***** Task inputs *****
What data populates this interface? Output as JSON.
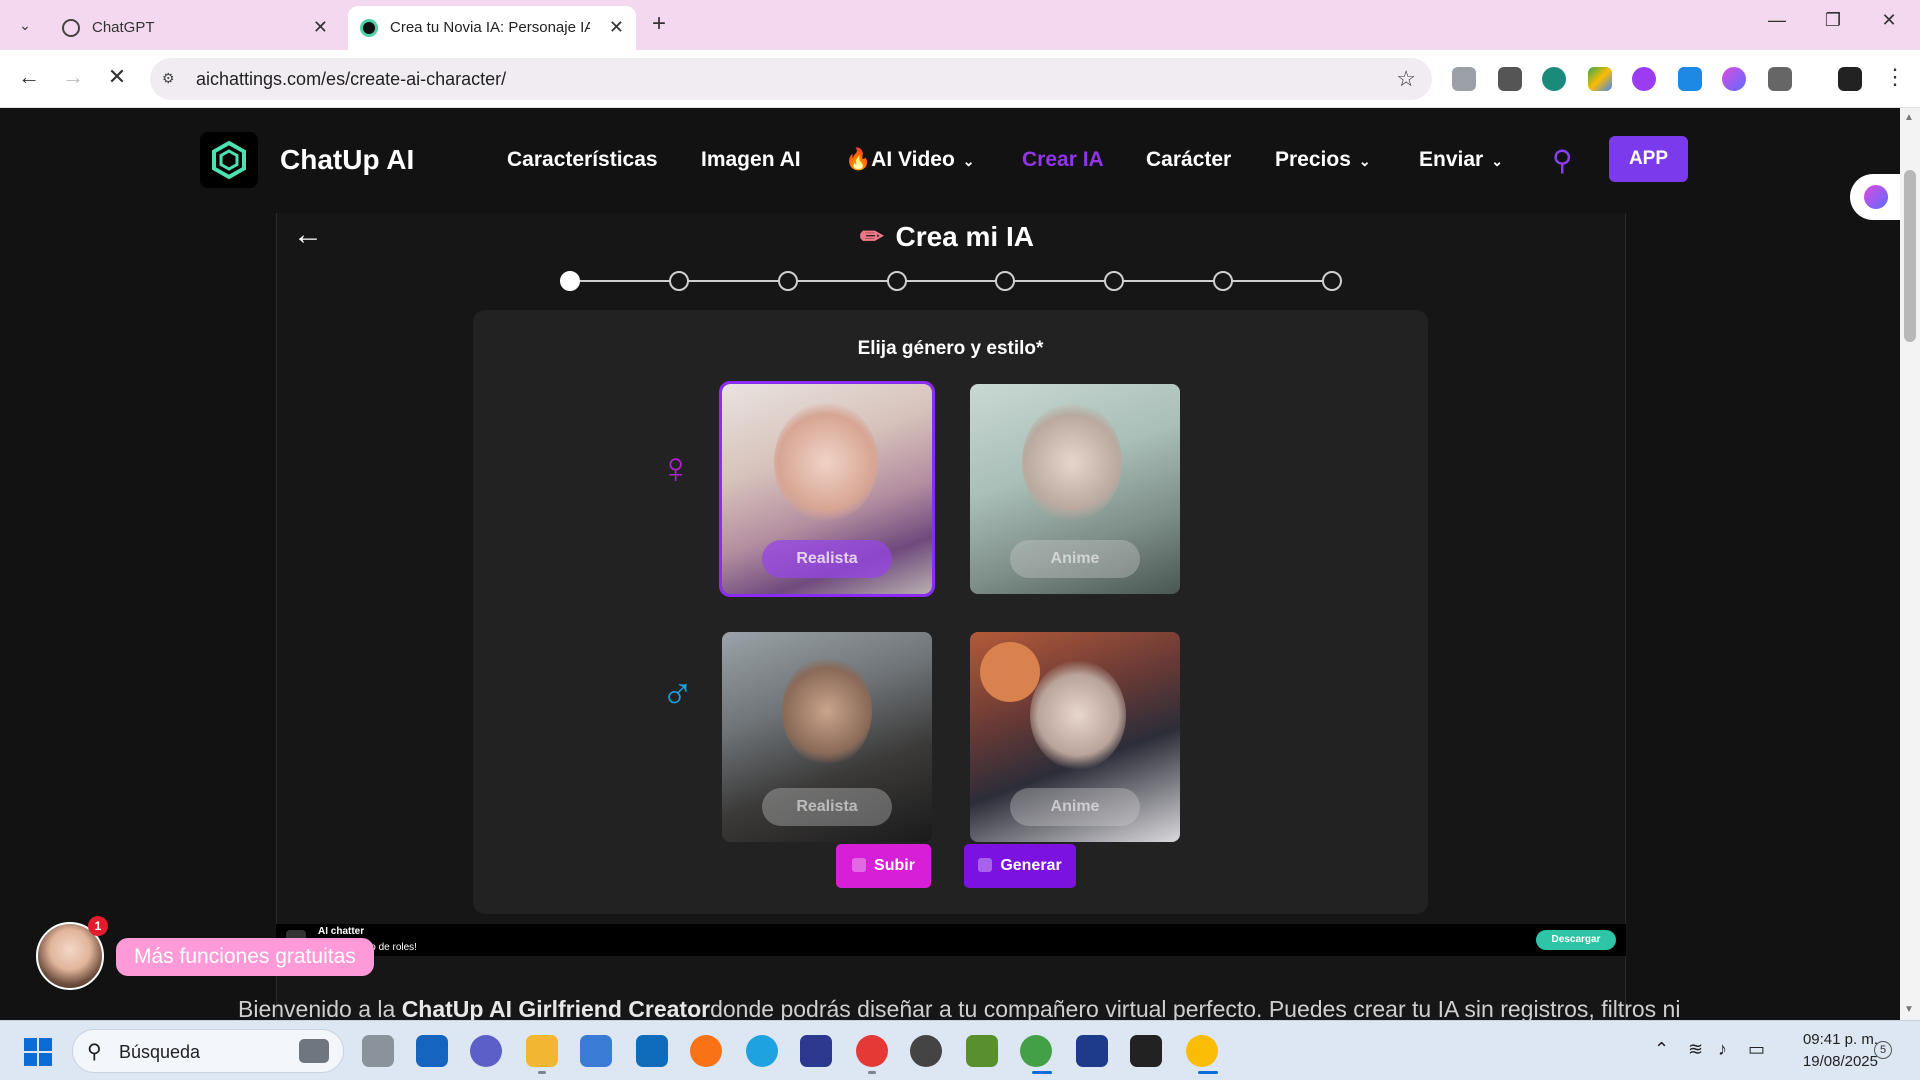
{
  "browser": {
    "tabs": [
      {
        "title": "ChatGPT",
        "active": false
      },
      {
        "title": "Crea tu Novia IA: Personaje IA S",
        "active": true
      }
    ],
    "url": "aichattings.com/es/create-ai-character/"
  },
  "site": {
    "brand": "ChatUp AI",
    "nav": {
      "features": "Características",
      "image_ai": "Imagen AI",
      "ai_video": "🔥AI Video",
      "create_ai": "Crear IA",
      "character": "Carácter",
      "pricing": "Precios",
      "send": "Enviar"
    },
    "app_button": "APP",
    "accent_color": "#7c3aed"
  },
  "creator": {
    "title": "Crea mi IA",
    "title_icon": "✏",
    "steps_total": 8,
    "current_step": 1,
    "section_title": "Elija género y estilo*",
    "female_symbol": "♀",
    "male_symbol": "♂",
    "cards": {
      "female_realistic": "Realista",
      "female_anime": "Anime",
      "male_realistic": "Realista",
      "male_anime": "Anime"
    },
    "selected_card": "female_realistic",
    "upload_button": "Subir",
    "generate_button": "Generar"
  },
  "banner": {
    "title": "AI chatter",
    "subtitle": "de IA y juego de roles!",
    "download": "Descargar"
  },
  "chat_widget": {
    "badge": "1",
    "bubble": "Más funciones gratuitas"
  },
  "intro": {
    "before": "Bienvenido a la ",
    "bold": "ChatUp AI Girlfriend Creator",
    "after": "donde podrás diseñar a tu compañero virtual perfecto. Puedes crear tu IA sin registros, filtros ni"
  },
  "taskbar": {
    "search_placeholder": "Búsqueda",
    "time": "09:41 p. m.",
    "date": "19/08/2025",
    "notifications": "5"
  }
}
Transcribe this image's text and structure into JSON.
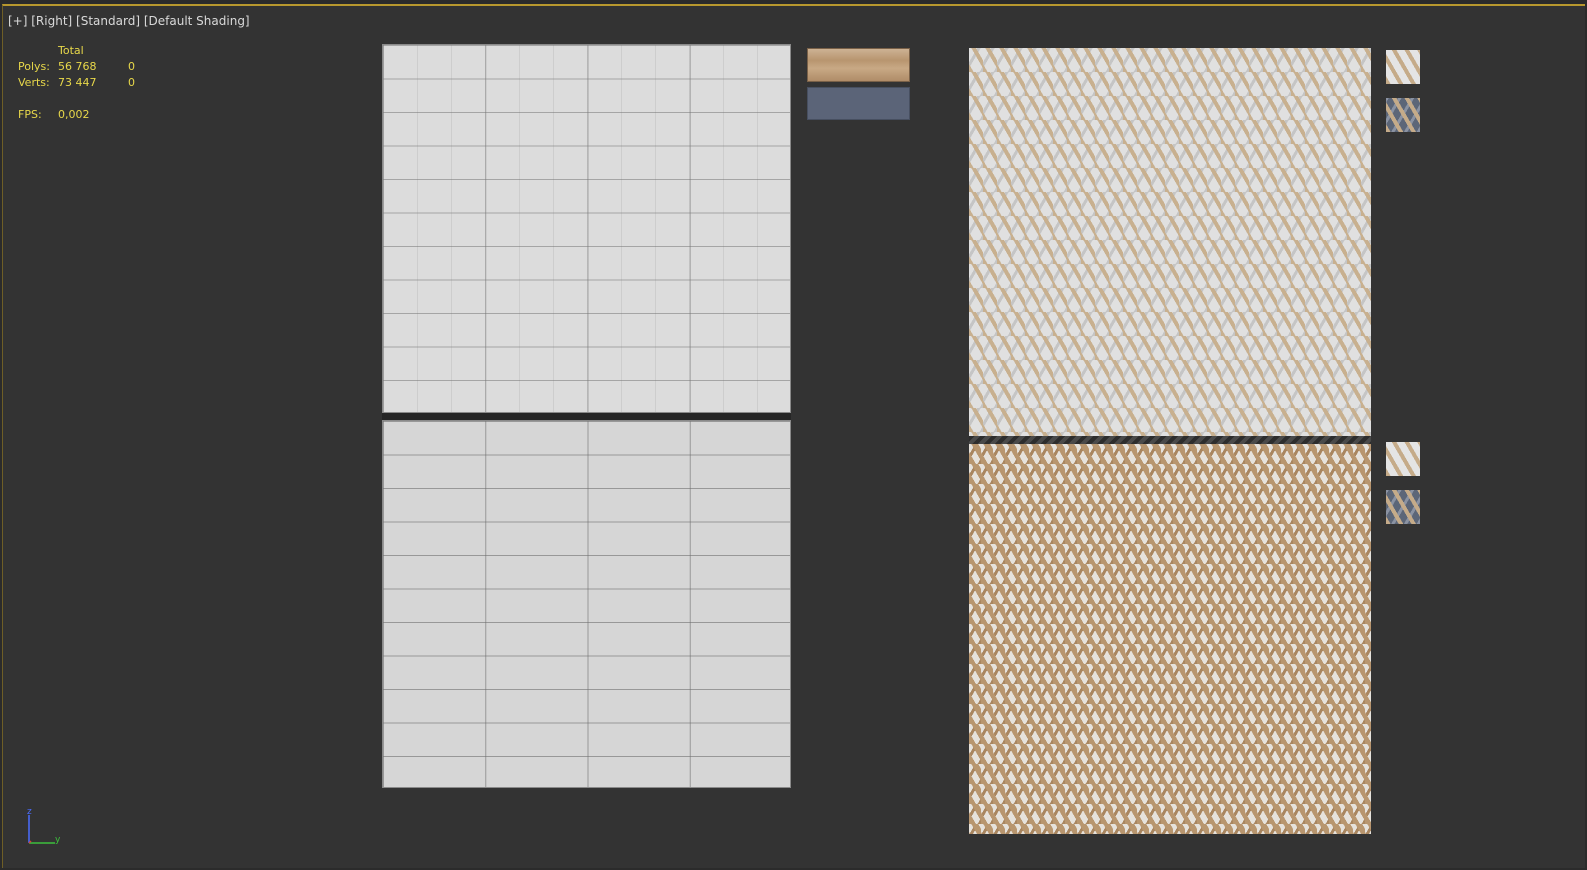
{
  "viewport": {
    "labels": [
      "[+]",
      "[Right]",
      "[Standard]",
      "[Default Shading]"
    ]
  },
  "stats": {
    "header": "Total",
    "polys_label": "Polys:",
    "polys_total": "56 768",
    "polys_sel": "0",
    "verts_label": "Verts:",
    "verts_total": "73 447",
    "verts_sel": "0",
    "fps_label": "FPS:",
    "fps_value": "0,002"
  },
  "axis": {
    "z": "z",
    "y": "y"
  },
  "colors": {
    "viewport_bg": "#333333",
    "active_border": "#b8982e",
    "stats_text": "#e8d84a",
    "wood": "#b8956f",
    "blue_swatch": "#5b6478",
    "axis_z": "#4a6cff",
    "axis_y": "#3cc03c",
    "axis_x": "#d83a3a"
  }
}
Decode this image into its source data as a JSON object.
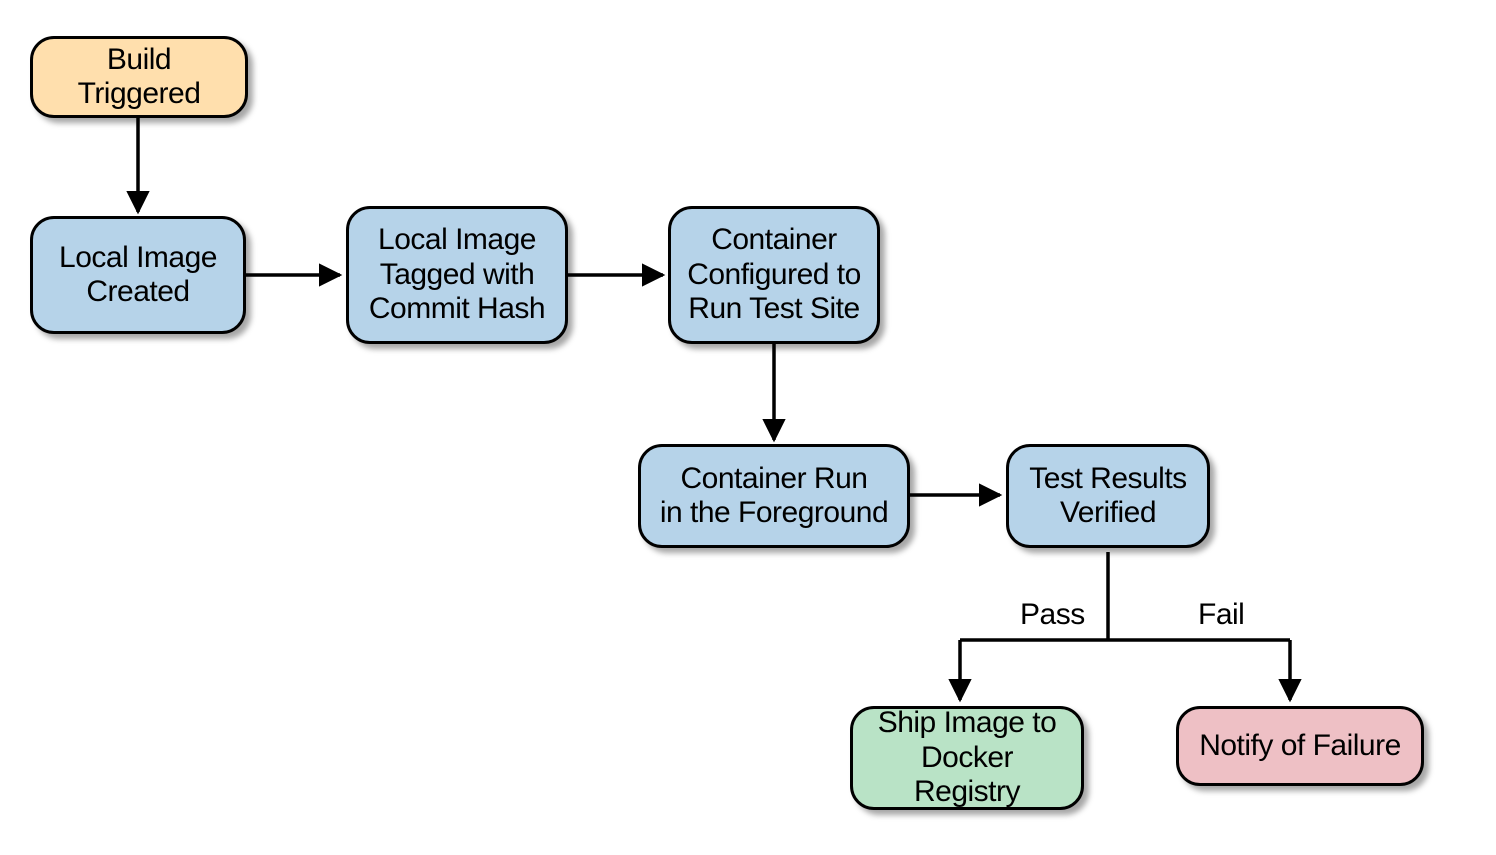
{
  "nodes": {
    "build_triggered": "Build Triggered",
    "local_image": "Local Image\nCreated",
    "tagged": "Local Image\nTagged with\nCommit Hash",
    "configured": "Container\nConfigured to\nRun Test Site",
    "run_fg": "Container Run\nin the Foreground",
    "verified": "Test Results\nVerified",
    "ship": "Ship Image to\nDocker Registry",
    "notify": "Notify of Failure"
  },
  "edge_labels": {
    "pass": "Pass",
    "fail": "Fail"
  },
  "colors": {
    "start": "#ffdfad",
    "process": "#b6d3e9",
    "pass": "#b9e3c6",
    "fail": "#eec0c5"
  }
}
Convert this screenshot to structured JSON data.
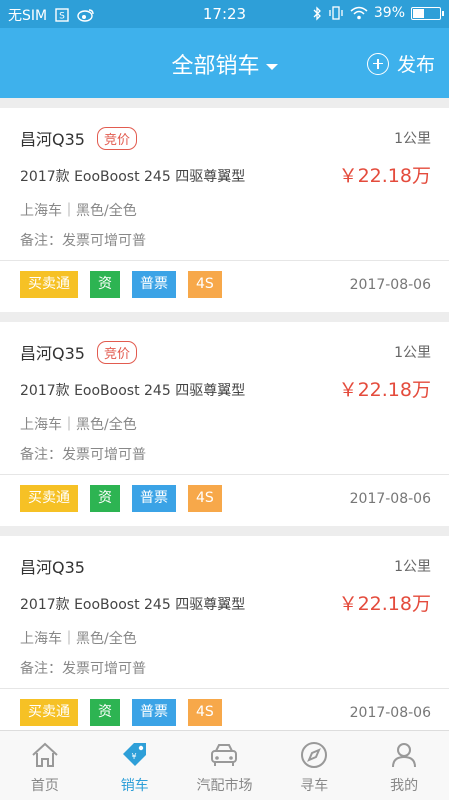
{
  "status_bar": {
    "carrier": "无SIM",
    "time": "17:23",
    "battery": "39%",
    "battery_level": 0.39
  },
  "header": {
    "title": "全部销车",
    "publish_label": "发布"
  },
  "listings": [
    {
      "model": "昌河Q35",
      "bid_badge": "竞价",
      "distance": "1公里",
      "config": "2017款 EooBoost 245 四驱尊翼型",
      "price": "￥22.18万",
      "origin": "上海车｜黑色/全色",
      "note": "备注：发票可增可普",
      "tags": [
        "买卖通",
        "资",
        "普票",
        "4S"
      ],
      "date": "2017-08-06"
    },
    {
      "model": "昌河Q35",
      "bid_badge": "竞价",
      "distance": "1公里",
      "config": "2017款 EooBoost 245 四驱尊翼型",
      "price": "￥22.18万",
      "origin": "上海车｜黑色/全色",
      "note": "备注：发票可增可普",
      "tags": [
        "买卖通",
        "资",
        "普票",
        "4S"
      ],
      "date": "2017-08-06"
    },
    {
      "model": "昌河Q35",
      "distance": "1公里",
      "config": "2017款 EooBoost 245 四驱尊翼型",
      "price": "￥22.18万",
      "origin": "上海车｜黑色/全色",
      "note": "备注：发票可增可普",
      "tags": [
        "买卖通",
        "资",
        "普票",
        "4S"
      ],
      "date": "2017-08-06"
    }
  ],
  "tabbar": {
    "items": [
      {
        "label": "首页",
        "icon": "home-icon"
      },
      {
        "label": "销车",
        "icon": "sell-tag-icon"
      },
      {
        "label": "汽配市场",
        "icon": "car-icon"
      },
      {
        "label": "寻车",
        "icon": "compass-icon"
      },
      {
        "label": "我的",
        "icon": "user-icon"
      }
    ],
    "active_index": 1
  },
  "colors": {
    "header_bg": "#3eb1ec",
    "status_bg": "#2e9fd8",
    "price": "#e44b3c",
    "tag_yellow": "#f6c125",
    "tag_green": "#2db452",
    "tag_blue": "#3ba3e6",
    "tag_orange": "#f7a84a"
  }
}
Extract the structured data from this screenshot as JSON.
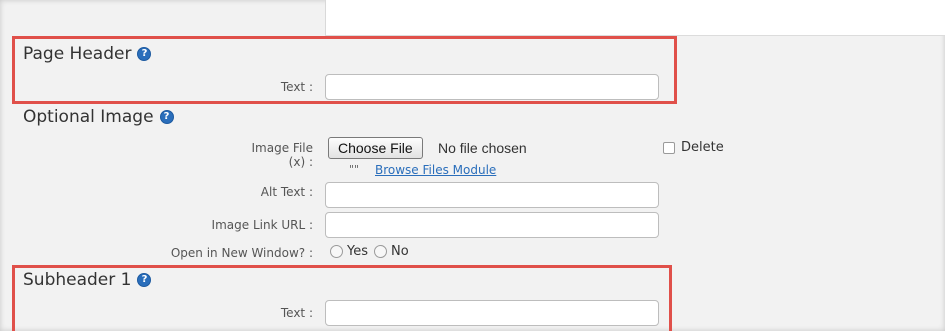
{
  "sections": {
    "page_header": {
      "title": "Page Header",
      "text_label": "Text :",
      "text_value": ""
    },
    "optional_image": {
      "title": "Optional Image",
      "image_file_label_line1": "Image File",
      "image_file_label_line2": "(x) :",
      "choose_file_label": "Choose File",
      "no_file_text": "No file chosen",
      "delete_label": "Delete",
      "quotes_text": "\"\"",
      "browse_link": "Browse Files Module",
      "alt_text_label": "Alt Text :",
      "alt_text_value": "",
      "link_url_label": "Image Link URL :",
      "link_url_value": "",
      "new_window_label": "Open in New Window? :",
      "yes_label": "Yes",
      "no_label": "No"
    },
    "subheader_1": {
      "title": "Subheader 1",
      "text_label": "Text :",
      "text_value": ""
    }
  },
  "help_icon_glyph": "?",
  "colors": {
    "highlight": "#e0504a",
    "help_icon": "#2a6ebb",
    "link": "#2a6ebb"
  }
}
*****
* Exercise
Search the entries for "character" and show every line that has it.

* Exercise output
    "url": "aichattings.com/es/create-ai-character/"
      "character": "Carácter",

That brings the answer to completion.